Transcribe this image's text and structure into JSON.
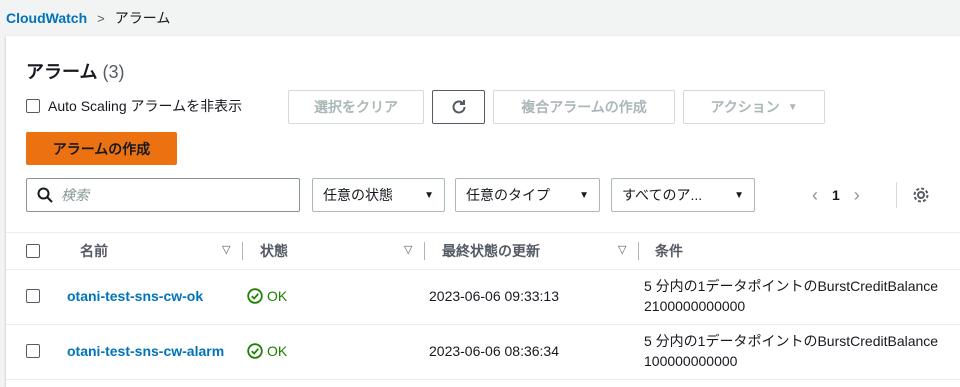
{
  "breadcrumb": {
    "root": "CloudWatch",
    "separator": ">",
    "current": "アラーム"
  },
  "header": {
    "title": "アラーム",
    "count": "(3)"
  },
  "toolbar": {
    "asg_label": "Auto Scaling アラームを非表示",
    "clear_selection": "選択をクリア",
    "composite": "複合アラームの作成",
    "actions": "アクション",
    "create": "アラームの作成"
  },
  "filters": {
    "search_placeholder": "検索",
    "state": "任意の状態",
    "type": "任意のタイプ",
    "actions": "すべてのア..."
  },
  "pagination": {
    "page": "1"
  },
  "table": {
    "columns": [
      "名前",
      "状態",
      "最終状態の更新",
      "条件"
    ],
    "rows": [
      {
        "name": "otani-test-sns-cw-ok",
        "state": "OK",
        "updated": "2023-06-06 09:33:13",
        "cond1": "5 分内の1データポイントのBurstCreditBalance",
        "cond2": "2100000000000"
      },
      {
        "name": "otani-test-sns-cw-alarm",
        "state": "OK",
        "updated": "2023-06-06 08:36:34",
        "cond1": "5 分内の1データポイントのBurstCreditBalance",
        "cond2": "100000000000"
      }
    ]
  },
  "colors": {
    "link": "#0073bb",
    "primary": "#ec7211",
    "ok": "#1d8102"
  }
}
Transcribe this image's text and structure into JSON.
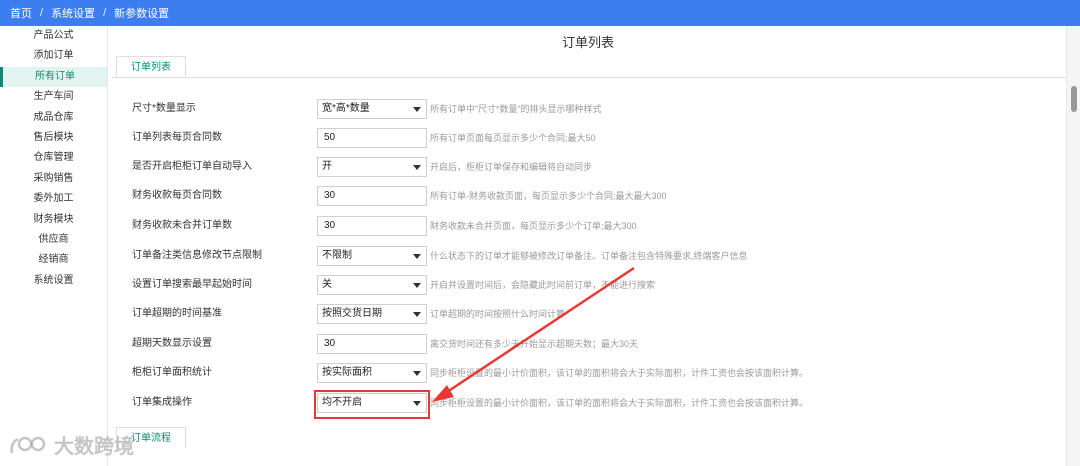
{
  "breadcrumb": {
    "home": "首页",
    "settings": "系统设置",
    "current": "新参数设置",
    "separator": "/"
  },
  "sidebar": {
    "items": [
      {
        "label": "产品公式"
      },
      {
        "label": "添加订单"
      },
      {
        "label": "所有订单",
        "active": true
      },
      {
        "label": "生产车间"
      },
      {
        "label": "成品仓库"
      },
      {
        "label": "售后模块"
      },
      {
        "label": "仓库管理"
      },
      {
        "label": "采购销售"
      },
      {
        "label": "委外加工"
      },
      {
        "label": "财务模块"
      },
      {
        "label": "供应商"
      },
      {
        "label": "经销商"
      },
      {
        "label": "系统设置"
      }
    ]
  },
  "page": {
    "title": "订单列表",
    "tab_order_list": "订单列表",
    "tab_order_flow": "订单流程"
  },
  "settings": [
    {
      "label": "尺寸*数量显示",
      "type": "select",
      "value": "宽*高*数量",
      "hint": "所有订单中“尺寸*数量”的排头显示哪种样式"
    },
    {
      "label": "订单列表每页合同数",
      "type": "input",
      "value": "50",
      "hint": "所有订单页面每页显示多少个合同;最大50"
    },
    {
      "label": "是否开启柜柜订单自动导入",
      "type": "select",
      "value": "开",
      "hint": "开启后，柜柜订单保存和编辑将自动同步"
    },
    {
      "label": "财务收款每页合同数",
      "type": "input",
      "value": "30",
      "hint": "所有订单-财务收款页面，每页显示多少个合同;最大最大300"
    },
    {
      "label": "财务收款未合并订单数",
      "type": "input",
      "value": "30",
      "hint": "财务收款未合并页面，每页显示多少个订单;最大300"
    },
    {
      "label": "订单备注类信息修改节点限制",
      "type": "select",
      "value": "不限制",
      "hint": "什么状态下的订单才能够被修改订单备注。订单备注包含特殊要求,终端客户信息"
    },
    {
      "label": "设置订单搜索最早起始时间",
      "type": "select",
      "value": "关",
      "hint": "开启并设置时间后，会隐藏此时间前订单，不能进行搜索"
    },
    {
      "label": "订单超期的时间基准",
      "type": "select",
      "value": "按照交货日期",
      "hint": "订单超期的时间按照什么时间计算"
    },
    {
      "label": "超期天数显示设置",
      "type": "input",
      "value": "30",
      "hint": "离交货时间还有多少天开始显示超期天数；最大30天"
    },
    {
      "label": "柜柜订单面积统计",
      "type": "select",
      "value": "按实际面积",
      "hint": "同步柜柜设置的最小计价面积，该订单的面积将会大于实际面积，计件工资也会按该面积计算。"
    },
    {
      "label": "订单集成操作",
      "type": "select",
      "value": "均不开启",
      "hint": "同步柜柜设置的最小计价面积，该订单的面积将会大于实际面积，计件工资也会按该面积计算。"
    }
  ],
  "watermark": {
    "text": "大数跨境"
  },
  "colors": {
    "topbar": "#3c7ef0",
    "accent": "#0a8b72",
    "annotation": "#e53935"
  }
}
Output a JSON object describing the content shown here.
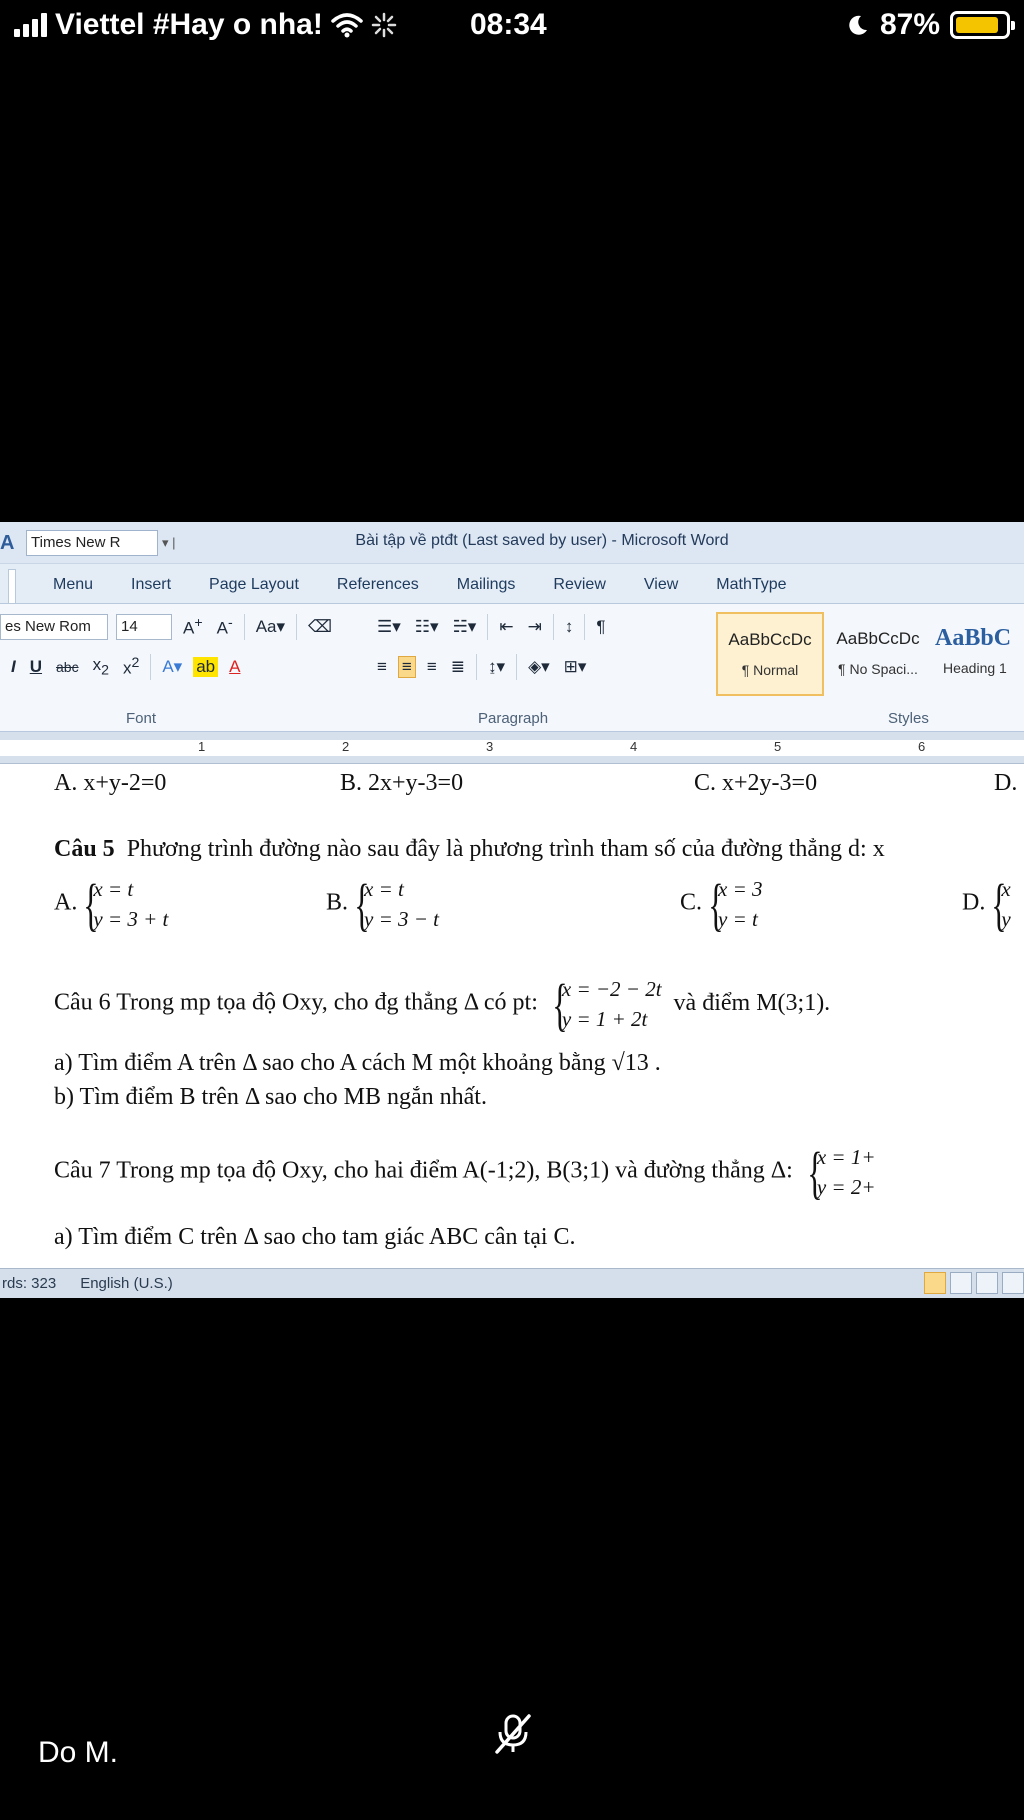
{
  "status_bar": {
    "carrier": "Viettel #Hay o nha!",
    "time": "08:34",
    "battery": "87%",
    "battery_level": 0.87,
    "icons": [
      "signal-icon",
      "wifi-icon",
      "loading-icon",
      "moon-icon",
      "battery-icon"
    ]
  },
  "word": {
    "qat_font": "Times New R",
    "window_title": "Bài tập về ptđt (Last saved by user)  -  Microsoft Word",
    "tabs": [
      "Menu",
      "Insert",
      "Page Layout",
      "References",
      "Mailings",
      "Review",
      "View",
      "MathType"
    ],
    "ribbon": {
      "font_name": "es New Rom",
      "font_size": "14",
      "font_group_label": "Font",
      "paragraph_group_label": "Paragraph",
      "styles_group_label": "Styles",
      "styles": [
        {
          "sample": "AaBbCcDc",
          "name": "¶ Normal"
        },
        {
          "sample": "AaBbCcDc",
          "name": "¶ No Spaci..."
        },
        {
          "sample": "AaBbC",
          "name": "Heading 1"
        }
      ]
    },
    "ruler_numbers": [
      "1",
      "2",
      "3",
      "4",
      "5",
      "6"
    ],
    "document": {
      "q4_answers": [
        "A. x+y-2=0",
        "B. 2x+y-3=0",
        "C. x+2y-3=0",
        "D."
      ],
      "q5_label": "Câu 5",
      "q5_text": "Phương trình đường nào sau đây là phương trình tham số của đường thẳng d: x",
      "q5_options": [
        {
          "letter": "A.",
          "l1": "x = t",
          "l2": "y = 3 + t"
        },
        {
          "letter": "B.",
          "l1": "x = t",
          "l2": "y = 3 − t"
        },
        {
          "letter": "C.",
          "l1": "x = 3",
          "l2": "y = t"
        },
        {
          "letter": "D.",
          "l1": "x",
          "l2": "y"
        }
      ],
      "q6_text_a": "Câu 6  Trong mp tọa độ Oxy, cho đg thẳng Δ có pt:",
      "q6_sys": {
        "l1": "x = −2 − 2t",
        "l2": "y = 1 + 2t"
      },
      "q6_text_b": "và điểm M(3;1).",
      "q6_a": "a) Tìm điểm A trên Δ sao cho A cách M một khoảng bằng √13 .",
      "q6_b": "b) Tìm điểm B trên  Δ sao cho MB ngắn nhất.",
      "q7_text": "Câu 7  Trong mp tọa độ Oxy, cho hai điểm A(-1;2), B(3;1) và đường thẳng Δ:",
      "q7_sys": {
        "l1": "x = 1+",
        "l2": "y = 2+"
      },
      "q7_a": "a) Tìm điểm C trên Δ sao cho tam giác ABC cân tại C."
    },
    "statusbar": {
      "words": "rds: 323",
      "language": "English (U.S.)"
    }
  },
  "call": {
    "caller_name": "Do M."
  },
  "colors": {
    "battery_fill": "#f5c400",
    "word_title_bg": "#dde7f3",
    "active_style": "#fdf1d1"
  }
}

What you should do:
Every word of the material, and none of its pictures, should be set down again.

Written reply:
Transcribe this image's text and structure into JSON.
{
  "breadcrumb": {
    "root": "CloudWatch",
    "separator": ">",
    "current": "アラーム"
  },
  "header": {
    "title": "アラーム",
    "count": "(3)"
  },
  "toolbar": {
    "asg_label": "Auto Scaling アラームを非表示",
    "clear_selection": "選択をクリア",
    "composite": "複合アラームの作成",
    "actions": "アクション",
    "create": "アラームの作成"
  },
  "filters": {
    "search_placeholder": "検索",
    "state": "任意の状態",
    "type": "任意のタイプ",
    "actions": "すべてのア..."
  },
  "pagination": {
    "page": "1"
  },
  "table": {
    "columns": [
      "名前",
      "状態",
      "最終状態の更新",
      "条件"
    ],
    "rows": [
      {
        "name": "otani-test-sns-cw-ok",
        "state": "OK",
        "updated": "2023-06-06 09:33:13",
        "cond1": "5 分内の1データポイントのBurstCreditBalance",
        "cond2": "2100000000000"
      },
      {
        "name": "otani-test-sns-cw-alarm",
        "state": "OK",
        "updated": "2023-06-06 08:36:34",
        "cond1": "5 分内の1データポイントのBurstCreditBalance",
        "cond2": "100000000000"
      }
    ]
  },
  "colors": {
    "link": "#0073bb",
    "primary": "#ec7211",
    "ok": "#1d8102"
  }
}
Transcribe this image's text and structure into JSON.
{
  "breadcrumb": {
    "home": "首页",
    "settings": "系统设置",
    "current": "新参数设置",
    "separator": "/"
  },
  "sidebar": {
    "items": [
      {
        "label": "产品公式"
      },
      {
        "label": "添加订单"
      },
      {
        "label": "所有订单",
        "active": true
      },
      {
        "label": "生产车间"
      },
      {
        "label": "成品仓库"
      },
      {
        "label": "售后模块"
      },
      {
        "label": "仓库管理"
      },
      {
        "label": "采购销售"
      },
      {
        "label": "委外加工"
      },
      {
        "label": "财务模块"
      },
      {
        "label": "供应商"
      },
      {
        "label": "经销商"
      },
      {
        "label": "系统设置"
      }
    ]
  },
  "page": {
    "title": "订单列表",
    "tab_order_list": "订单列表",
    "tab_order_flow": "订单流程"
  },
  "settings": [
    {
      "label": "尺寸*数量显示",
      "type": "select",
      "value": "宽*高*数量",
      "hint": "所有订单中“尺寸*数量”的排头显示哪种样式"
    },
    {
      "label": "订单列表每页合同数",
      "type": "input",
      "value": "50",
      "hint": "所有订单页面每页显示多少个合同;最大50"
    },
    {
      "label": "是否开启柜柜订单自动导入",
      "type": "select",
      "value": "开",
      "hint": "开启后，柜柜订单保存和编辑将自动同步"
    },
    {
      "label": "财务收款每页合同数",
      "type": "input",
      "value": "30",
      "hint": "所有订单-财务收款页面，每页显示多少个合同;最大最大300"
    },
    {
      "label": "财务收款未合并订单数",
      "type": "input",
      "value": "30",
      "hint": "财务收款未合并页面，每页显示多少个订单;最大300"
    },
    {
      "label": "订单备注类信息修改节点限制",
      "type": "select",
      "value": "不限制",
      "hint": "什么状态下的订单才能够被修改订单备注。订单备注包含特殊要求,终端客户信息"
    },
    {
      "label": "设置订单搜索最早起始时间",
      "type": "select",
      "value": "关",
      "hint": "开启并设置时间后，会隐藏此时间前订单，不能进行搜索"
    },
    {
      "label": "订单超期的时间基准",
      "type": "select",
      "value": "按照交货日期",
      "hint": "订单超期的时间按照什么时间计算"
    },
    {
      "label": "超期天数显示设置",
      "type": "input",
      "value": "30",
      "hint": "离交货时间还有多少天开始显示超期天数；最大30天"
    },
    {
      "label": "柜柜订单面积统计",
      "type": "select",
      "value": "按实际面积",
      "hint": "同步柜柜设置的最小计价面积，该订单的面积将会大于实际面积，计件工资也会按该面积计算。"
    },
    {
      "label": "订单集成操作",
      "type": "select",
      "value": "均不开启",
      "hint": "同步柜柜设置的最小计价面积，该订单的面积将会大于实际面积，计件工资也会按该面积计算。"
    }
  ],
  "watermark": {
    "text": "大数跨境"
  },
  "colors": {
    "topbar": "#3c7ef0",
    "accent": "#0a8b72",
    "annotation": "#e53935"
  }
}
Output a JSON object describing the content shown here.
{
  "status_bar": {
    "carrier": "Viettel #Hay o nha!",
    "time": "08:34",
    "battery": "87%",
    "battery_level": 0.87,
    "icons": [
      "signal-icon",
      "wifi-icon",
      "loading-icon",
      "moon-icon",
      "battery-icon"
    ]
  },
  "word": {
    "qat_font": "Times New R",
    "window_title": "Bài tập về ptđt (Last saved by user)  -  Microsoft Word",
    "tabs": [
      "Menu",
      "Insert",
      "Page Layout",
      "References",
      "Mailings",
      "Review",
      "View",
      "MathType"
    ],
    "ribbon": {
      "font_name": "es New Rom",
      "font_size": "14",
      "font_group_label": "Font",
      "paragraph_group_label": "Paragraph",
      "styles_group_label": "Styles",
      "styles": [
        {
          "sample": "AaBbCcDc",
          "name": "¶ Normal"
        },
        {
          "sample": "AaBbCcDc",
          "name": "¶ No Spaci..."
        },
        {
          "sample": "AaBbC",
          "name": "Heading 1"
        }
      ]
    },
    "ruler_numbers": [
      "1",
      "2",
      "3",
      "4",
      "5",
      "6"
    ],
    "document": {
      "q4_answers": [
        "A. x+y-2=0",
        "B. 2x+y-3=0",
        "C. x+2y-3=0",
        "D."
      ],
      "q5_label": "Câu 5",
      "q5_text": "Phương trình đường nào sau đây là phương trình tham số của đường thẳng d: x",
      "q5_options": [
        {
          "letter": "A.",
          "l1": "x = t",
          "l2": "y = 3 + t"
        },
        {
          "letter": "B.",
          "l1": "x = t",
          "l2": "y = 3 − t"
        },
        {
          "letter": "C.",
          "l1": "x = 3",
          "l2": "y = t"
        },
        {
          "letter": "D.",
          "l1": "x",
          "l2": "y"
        }
      ],
      "q6_text_a": "Câu 6  Trong mp tọa độ Oxy, cho đg thẳng Δ có pt:",
      "q6_sys": {
        "l1": "x = −2 − 2t",
        "l2": "y = 1 + 2t"
      },
      "q6_text_b": "và điểm M(3;1).",
      "q6_a": "a) Tìm điểm A trên Δ sao cho A cách M một khoảng bằng √13 .",
      "q6_b": "b) Tìm điểm B trên  Δ sao cho MB ngắn nhất.",
      "q7_text": "Câu 7  Trong mp tọa độ Oxy, cho hai điểm A(-1;2), B(3;1) và đường thẳng Δ:",
      "q7_sys": {
        "l1": "x = 1+",
        "l2": "y = 2+"
      },
      "q7_a": "a) Tìm điểm C trên Δ sao cho tam giác ABC cân tại C."
    },
    "statusbar": {
      "words": "rds: 323",
      "language": "English (U.S.)"
    }
  },
  "call": {
    "caller_name": "Do M."
  },
  "colors": {
    "battery_fill": "#f5c400",
    "word_title_bg": "#dde7f3",
    "active_style": "#fdf1d1"
  }
}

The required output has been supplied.